EXERCISE:
In the material below, identify each line bearing the word "name". Reproduce those lines.

RECORD EXTRACTS:
....
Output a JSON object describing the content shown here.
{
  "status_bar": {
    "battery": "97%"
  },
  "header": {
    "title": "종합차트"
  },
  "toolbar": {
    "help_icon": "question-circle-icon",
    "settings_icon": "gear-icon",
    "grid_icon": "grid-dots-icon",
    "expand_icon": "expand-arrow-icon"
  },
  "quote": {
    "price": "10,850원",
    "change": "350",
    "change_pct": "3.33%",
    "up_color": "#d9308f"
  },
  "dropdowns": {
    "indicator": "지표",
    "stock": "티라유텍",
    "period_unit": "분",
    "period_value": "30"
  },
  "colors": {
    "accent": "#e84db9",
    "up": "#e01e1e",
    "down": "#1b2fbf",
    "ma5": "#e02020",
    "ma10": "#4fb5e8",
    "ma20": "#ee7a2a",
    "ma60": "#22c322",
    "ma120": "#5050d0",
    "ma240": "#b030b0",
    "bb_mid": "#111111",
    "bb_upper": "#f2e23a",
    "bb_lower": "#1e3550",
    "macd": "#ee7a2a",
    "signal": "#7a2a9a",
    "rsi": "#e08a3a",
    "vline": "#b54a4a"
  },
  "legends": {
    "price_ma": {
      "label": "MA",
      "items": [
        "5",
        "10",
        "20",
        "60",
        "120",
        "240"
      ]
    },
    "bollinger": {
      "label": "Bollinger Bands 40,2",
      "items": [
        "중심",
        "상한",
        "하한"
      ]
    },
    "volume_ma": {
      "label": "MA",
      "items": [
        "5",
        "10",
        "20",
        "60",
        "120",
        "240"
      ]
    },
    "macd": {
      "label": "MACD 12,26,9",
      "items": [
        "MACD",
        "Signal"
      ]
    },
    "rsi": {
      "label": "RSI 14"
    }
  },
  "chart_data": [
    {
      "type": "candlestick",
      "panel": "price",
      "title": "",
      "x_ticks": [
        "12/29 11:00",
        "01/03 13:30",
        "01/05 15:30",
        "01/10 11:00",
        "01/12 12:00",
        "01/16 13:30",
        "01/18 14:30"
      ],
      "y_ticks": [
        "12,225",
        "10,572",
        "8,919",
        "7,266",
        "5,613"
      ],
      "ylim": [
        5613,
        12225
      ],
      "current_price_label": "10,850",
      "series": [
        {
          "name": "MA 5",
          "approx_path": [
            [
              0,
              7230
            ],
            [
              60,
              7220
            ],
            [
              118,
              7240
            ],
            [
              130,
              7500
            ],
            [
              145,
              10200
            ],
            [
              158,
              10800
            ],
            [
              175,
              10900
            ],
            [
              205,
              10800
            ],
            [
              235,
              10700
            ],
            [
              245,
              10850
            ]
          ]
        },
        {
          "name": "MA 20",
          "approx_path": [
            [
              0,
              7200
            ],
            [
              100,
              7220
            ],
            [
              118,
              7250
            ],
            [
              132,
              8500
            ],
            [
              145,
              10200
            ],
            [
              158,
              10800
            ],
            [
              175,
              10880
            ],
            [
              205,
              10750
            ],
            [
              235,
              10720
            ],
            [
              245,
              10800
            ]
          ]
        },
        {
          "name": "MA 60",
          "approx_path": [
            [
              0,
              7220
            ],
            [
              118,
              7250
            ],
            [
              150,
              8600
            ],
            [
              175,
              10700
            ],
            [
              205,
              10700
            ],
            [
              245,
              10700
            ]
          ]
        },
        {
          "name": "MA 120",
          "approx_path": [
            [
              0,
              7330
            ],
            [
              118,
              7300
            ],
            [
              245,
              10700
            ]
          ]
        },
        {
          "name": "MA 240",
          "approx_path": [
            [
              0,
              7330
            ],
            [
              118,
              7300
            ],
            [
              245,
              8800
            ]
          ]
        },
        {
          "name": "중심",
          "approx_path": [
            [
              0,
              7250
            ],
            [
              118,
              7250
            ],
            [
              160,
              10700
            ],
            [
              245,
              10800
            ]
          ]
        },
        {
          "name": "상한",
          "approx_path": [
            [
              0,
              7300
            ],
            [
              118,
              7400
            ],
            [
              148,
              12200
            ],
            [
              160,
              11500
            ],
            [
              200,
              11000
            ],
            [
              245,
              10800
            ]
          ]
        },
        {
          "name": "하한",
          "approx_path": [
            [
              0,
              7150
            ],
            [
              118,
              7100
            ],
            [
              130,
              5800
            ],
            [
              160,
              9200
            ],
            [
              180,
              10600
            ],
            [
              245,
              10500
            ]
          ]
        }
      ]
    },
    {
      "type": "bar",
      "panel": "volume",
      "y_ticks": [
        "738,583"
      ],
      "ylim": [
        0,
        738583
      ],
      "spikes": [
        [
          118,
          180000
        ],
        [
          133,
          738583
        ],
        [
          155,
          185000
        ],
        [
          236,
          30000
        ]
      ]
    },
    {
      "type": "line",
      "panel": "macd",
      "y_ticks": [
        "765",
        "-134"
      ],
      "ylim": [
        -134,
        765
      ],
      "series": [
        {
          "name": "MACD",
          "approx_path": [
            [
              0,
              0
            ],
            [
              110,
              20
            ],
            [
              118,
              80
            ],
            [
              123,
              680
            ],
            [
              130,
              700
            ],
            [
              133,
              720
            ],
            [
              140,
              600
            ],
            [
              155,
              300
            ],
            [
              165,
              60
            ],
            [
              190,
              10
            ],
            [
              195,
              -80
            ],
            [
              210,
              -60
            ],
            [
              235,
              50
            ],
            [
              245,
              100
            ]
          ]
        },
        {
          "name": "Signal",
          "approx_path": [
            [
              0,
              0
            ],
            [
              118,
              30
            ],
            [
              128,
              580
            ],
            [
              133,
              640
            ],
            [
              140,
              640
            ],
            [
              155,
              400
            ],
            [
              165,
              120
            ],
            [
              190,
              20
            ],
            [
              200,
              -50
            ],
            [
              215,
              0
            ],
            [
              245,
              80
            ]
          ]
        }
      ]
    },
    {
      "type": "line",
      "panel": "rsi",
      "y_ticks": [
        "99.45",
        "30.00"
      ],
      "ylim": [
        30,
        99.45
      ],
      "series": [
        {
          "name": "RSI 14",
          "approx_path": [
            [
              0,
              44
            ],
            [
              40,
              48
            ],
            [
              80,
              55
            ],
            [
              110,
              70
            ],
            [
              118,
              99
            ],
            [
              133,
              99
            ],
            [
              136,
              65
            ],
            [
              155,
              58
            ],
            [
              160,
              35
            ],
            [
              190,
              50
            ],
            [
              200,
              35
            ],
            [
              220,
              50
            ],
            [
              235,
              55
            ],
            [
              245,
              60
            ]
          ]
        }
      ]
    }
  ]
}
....
EXERCISE OUTPUT:
          "name": "MA 5",
          "name": "MA 20",
          "name": "MA 60",
          "name": "MA 120",
          "name": "MA 240",
          "name": "중심",
          "name": "상한",
          "name": "하한",
          "name": "MACD",
          "name": "Signal",
          "name": "RSI 14",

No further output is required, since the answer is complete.